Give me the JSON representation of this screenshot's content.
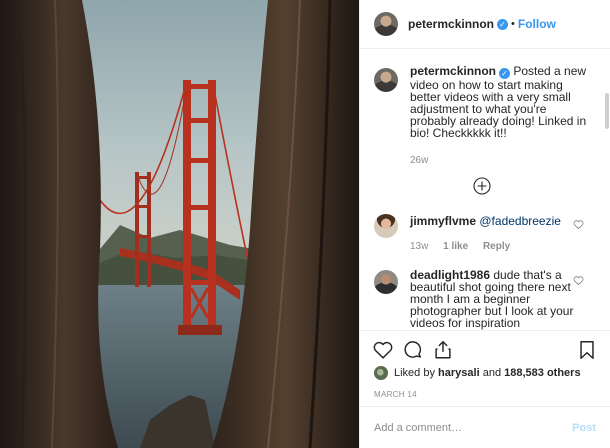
{
  "header": {
    "username": "petermckinnon",
    "separator": "•",
    "follow_label": "Follow"
  },
  "caption": {
    "username": "petermckinnon",
    "text": "Posted a new video on how to start making better videos with a very small adjustment to what you're probably already doing! Linked in bio! Checkkkkk it!!",
    "age": "26w"
  },
  "comments": [
    {
      "username": "jimmyflvme",
      "text": "@fadedbreezie",
      "age": "13w",
      "likes": "1 like",
      "reply_label": "Reply"
    },
    {
      "username": "deadlight1986",
      "text": "dude that's a beautiful shot going there next month I am a beginner photographer but I look at your videos for inspiration",
      "age": "",
      "likes": "",
      "reply_label": ""
    }
  ],
  "likes": {
    "prefix": "Liked by",
    "user": "harysali",
    "conjunction": "and",
    "count": "188,583 others"
  },
  "date": "MARCH 14",
  "add_comment": {
    "placeholder": "Add a comment…",
    "post_label": "Post"
  },
  "icons": {
    "verified": "verified-badge",
    "load_more": "plus-circle-icon",
    "like": "heart-icon",
    "comment": "speech-bubble-icon",
    "share": "share-icon",
    "save": "bookmark-icon"
  },
  "colors": {
    "accent": "#3897f0",
    "muted": "#8e8e8e",
    "post_disabled": "#b2dffc",
    "bridge": "#b8311f"
  }
}
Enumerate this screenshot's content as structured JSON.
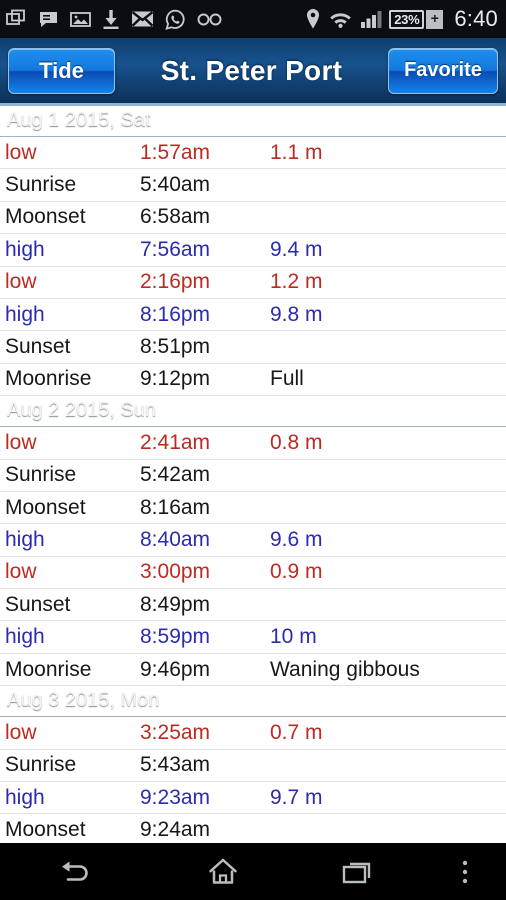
{
  "statusbar": {
    "icons": [
      {
        "name": "screenshot-icon"
      },
      {
        "name": "sms-message-icon"
      },
      {
        "name": "image-icon"
      },
      {
        "name": "download-icon"
      },
      {
        "name": "email-icon"
      },
      {
        "name": "whatsapp-icon"
      },
      {
        "name": "voicemail-icon"
      },
      {
        "name": "location-icon"
      },
      {
        "name": "wifi-icon"
      },
      {
        "name": "cellular-signal-icon"
      }
    ],
    "battery_percent": "23%",
    "battery_charging_glyph": "+",
    "clock": "6:40"
  },
  "titlebar": {
    "left_button": "Tide",
    "title": "St. Peter Port",
    "right_button": "Favorite"
  },
  "colors": {
    "low_tide": "#bc2b22",
    "high_tide": "#2b2bae",
    "neutral": "#16181a",
    "header_blue": "#315f8f",
    "accent_button": "#1378dd"
  },
  "days": [
    {
      "header": "Aug 1 2015, Sat",
      "rows": [
        {
          "type": "low",
          "time": "1:57am",
          "value": "1.1 m",
          "kind": "red"
        },
        {
          "type": "Sunrise",
          "time": "5:40am",
          "value": "",
          "kind": "neutral"
        },
        {
          "type": "Moonset",
          "time": "6:58am",
          "value": "",
          "kind": "neutral"
        },
        {
          "type": "high",
          "time": "7:56am",
          "value": "9.4 m",
          "kind": "blue"
        },
        {
          "type": "low",
          "time": "2:16pm",
          "value": "1.2 m",
          "kind": "red"
        },
        {
          "type": "high",
          "time": "8:16pm",
          "value": "9.8 m",
          "kind": "blue"
        },
        {
          "type": "Sunset",
          "time": "8:51pm",
          "value": "",
          "kind": "neutral"
        },
        {
          "type": "Moonrise",
          "time": "9:12pm",
          "value": "Full",
          "kind": "neutral"
        }
      ]
    },
    {
      "header": "Aug 2 2015, Sun",
      "rows": [
        {
          "type": "low",
          "time": "2:41am",
          "value": "0.8 m",
          "kind": "red"
        },
        {
          "type": "Sunrise",
          "time": "5:42am",
          "value": "",
          "kind": "neutral"
        },
        {
          "type": "Moonset",
          "time": "8:16am",
          "value": "",
          "kind": "neutral"
        },
        {
          "type": "high",
          "time": "8:40am",
          "value": "9.6 m",
          "kind": "blue"
        },
        {
          "type": "low",
          "time": "3:00pm",
          "value": "0.9 m",
          "kind": "red"
        },
        {
          "type": "Sunset",
          "time": "8:49pm",
          "value": "",
          "kind": "neutral"
        },
        {
          "type": "high",
          "time": "8:59pm",
          "value": "10 m",
          "kind": "blue"
        },
        {
          "type": "Moonrise",
          "time": "9:46pm",
          "value": "Waning gibbous",
          "kind": "neutral"
        }
      ]
    },
    {
      "header": "Aug 3 2015, Mon",
      "rows": [
        {
          "type": "low",
          "time": "3:25am",
          "value": "0.7 m",
          "kind": "red"
        },
        {
          "type": "Sunrise",
          "time": "5:43am",
          "value": "",
          "kind": "neutral"
        },
        {
          "type": "high",
          "time": "9:23am",
          "value": "9.7 m",
          "kind": "blue"
        },
        {
          "type": "Moonset",
          "time": "9:24am",
          "value": "",
          "kind": "neutral"
        }
      ]
    }
  ],
  "navbar": {
    "back_label": "Back",
    "home_label": "Home",
    "recents_label": "Recent apps",
    "menu_label": "Menu"
  }
}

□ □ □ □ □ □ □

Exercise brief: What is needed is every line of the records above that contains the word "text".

Finished task:
    "text": "Posted a new video on how to start making better videos with a very small adjustment to what you're probably already doing! Linked in bio! Checkkkkk it!!",
      "text": "@fadedbreezie",
      "text": "dude that's a beautiful shot going there next month I am a beginner photographer but I look at your videos for inspiration",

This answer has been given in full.